Israeli foreign minister says Arabs should be paid to leave

A woman pushes a pram as she walks in a Jewish settlement near Jerusalem known to Israelis as Har Homa and to Palestinians as Jabal Abu Ghneim.REUTERS/Ammar Awad

Israeli Foreign Minister Avigdor Lieberman included some controversial statements in the Yisrael Beiteinu party's peace plan on Friday.

The party's platform was recently updated by the politician, and includes a proposal to pay Israeli Arabs to move to a future Palestine state, Haaretz reports.

"As for Israeli Arabs, any agreement must include a plan for territorial and population exchange," Lieberman wrote in regards to having peace with Palestine.

"An arrangement of this kind with the Palestinian state will allow Israeli Arabs who do not identify with the State of Israel to become part of the Palestinian state.

"This will, first of all, resolve the problem of Arabs in the Wadi Ara triangle, adjacent to the Palestinian territories, who will be able to become citizens of the Palestinian state without leaving their homes."

Lieberman said that his proposal would help Israeli Arabs who "feel that they are part of the Palestinian people, to resolve this issue of duality and divided loyalties from which they are suffering," and added that " Israel should even encourage them with economic incentives."

The Israel-Palestinian conflict is one of the longest and most explosive struggles in world history.
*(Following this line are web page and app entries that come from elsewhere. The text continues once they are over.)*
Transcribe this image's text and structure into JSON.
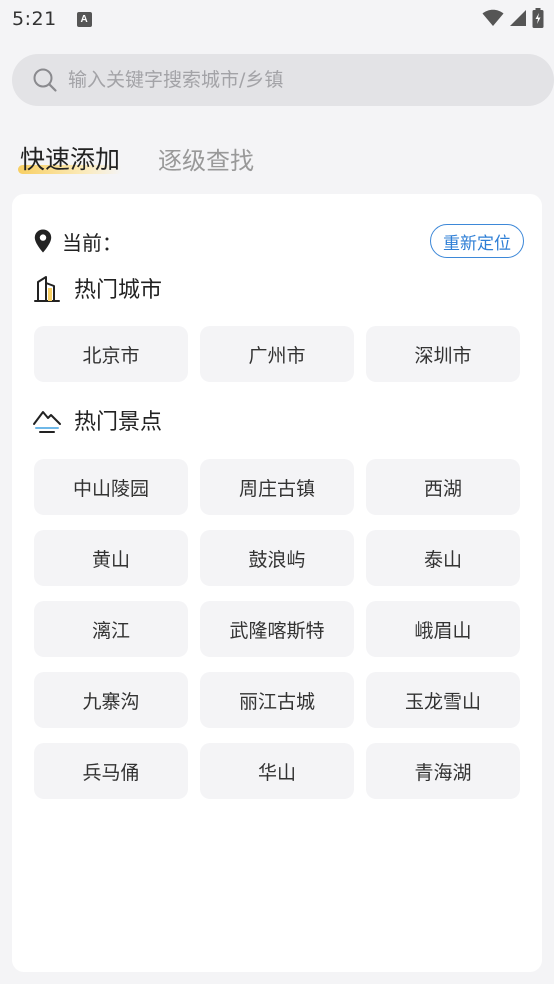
{
  "status_bar": {
    "time": "5:21",
    "notification_badge": "A"
  },
  "search": {
    "placeholder": "输入关键字搜索城市/乡镇"
  },
  "tabs": [
    {
      "label": "快速添加",
      "active": true
    },
    {
      "label": "逐级查找",
      "active": false
    }
  ],
  "current": {
    "label": "当前：",
    "relocate_label": "重新定位"
  },
  "hot_cities": {
    "title": "热门城市",
    "items": [
      "北京市",
      "广州市",
      "深圳市"
    ]
  },
  "hot_spots": {
    "title": "热门景点",
    "items": [
      "中山陵园",
      "周庄古镇",
      "西湖",
      "黄山",
      "鼓浪屿",
      "泰山",
      "漓江",
      "武隆喀斯特",
      "峨眉山",
      "九寨沟",
      "丽江古城",
      "玉龙雪山",
      "兵马俑",
      "华山",
      "青海湖"
    ]
  },
  "colors": {
    "accent_blue": "#2f7fd6",
    "tab_highlight": "#f8cf63",
    "chip_bg": "#f4f4f6",
    "page_bg": "#f4f4f6"
  }
}
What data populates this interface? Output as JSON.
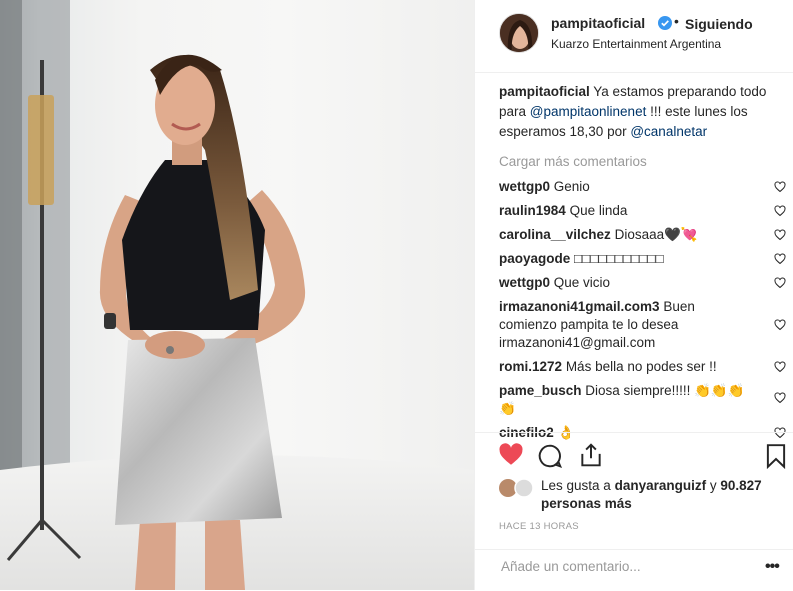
{
  "post": {
    "username": "pampitaoficial",
    "follow_status": "Siguiendo",
    "location": "Kuarzo Entertainment Argentina"
  },
  "caption": {
    "user": "pampitaoficial",
    "text_1": "Ya estamos preparando todo para",
    "mention_1": "@pampitaonlinenet",
    "text_2": "!!! este lunes los esperamos 18,30 por",
    "mention_2": "@canalnetar"
  },
  "load_more": "Cargar más comentarios",
  "comments": [
    {
      "user": "wettgp0",
      "text": "Genio"
    },
    {
      "user": "raulin1984",
      "text": "Que linda"
    },
    {
      "user": "carolina__vilchez",
      "text": "Diosaaa🖤💘"
    },
    {
      "user": "paoyagode",
      "text": "□□□□□□□□□□□"
    },
    {
      "user": "wettgp0",
      "text": "Que vicio"
    },
    {
      "user": "irmazanoni41gmail.com3",
      "text": "Buen comienzo pampita te lo desea irmazanoni41@gmail.com"
    },
    {
      "user": "romi.1272",
      "text": "Más bella no podes ser !!"
    },
    {
      "user": "pame_busch",
      "text": "Diosa siempre!!!!! 👏👏👏👏"
    },
    {
      "user": "cinefilo2",
      "text": "👌"
    }
  ],
  "likes": {
    "prefix": "Les gusta a",
    "user": "danyaranguizf",
    "middle": "y",
    "count": "90.827 personas más"
  },
  "timestamp": "HACE 13 HORAS",
  "add_comment_placeholder": "Añade un comentario...",
  "icons": {
    "like": "heart-filled-icon",
    "comment": "comment-bubble-icon",
    "share": "share-icon",
    "save": "bookmark-icon",
    "more": "more-options-icon"
  },
  "colors": {
    "like_red": "#ed4956",
    "verified_blue": "#3897f0",
    "mention": "#003569",
    "muted": "#999999"
  }
}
While the Yisrael Beiteinu platform did not address the issues of Israel's borders, control of Jerusalem, or Israeli settlements, Lieberman said that his priority is unifying people, not territories.

"In the argument over the unity of the land versus the unity of the people – the latter takes precedence," he wrote. "There can be no compromise over the unity of the people and we will never be able to recover from the loss of this unity."

The foreign minister insisted that now is the best time to push forward an agreement between Israel, Arab nations, and the Palestinians, because there are greater conflicts threatening the Middle East.

"Moderate Arab countries... understand that the main threat to them today is not from Israel or from Zionism, but from radical Islamic organizations like Isis, Jabhat al-Nusra, the Muslim Brotherhood, Hamas, Islamic Jihad and Hezbollah," Lieberman said.

"For the first time, therefore, we can now reach a comprehensive agreement, the terms of which are reasonable and acceptable to Israel."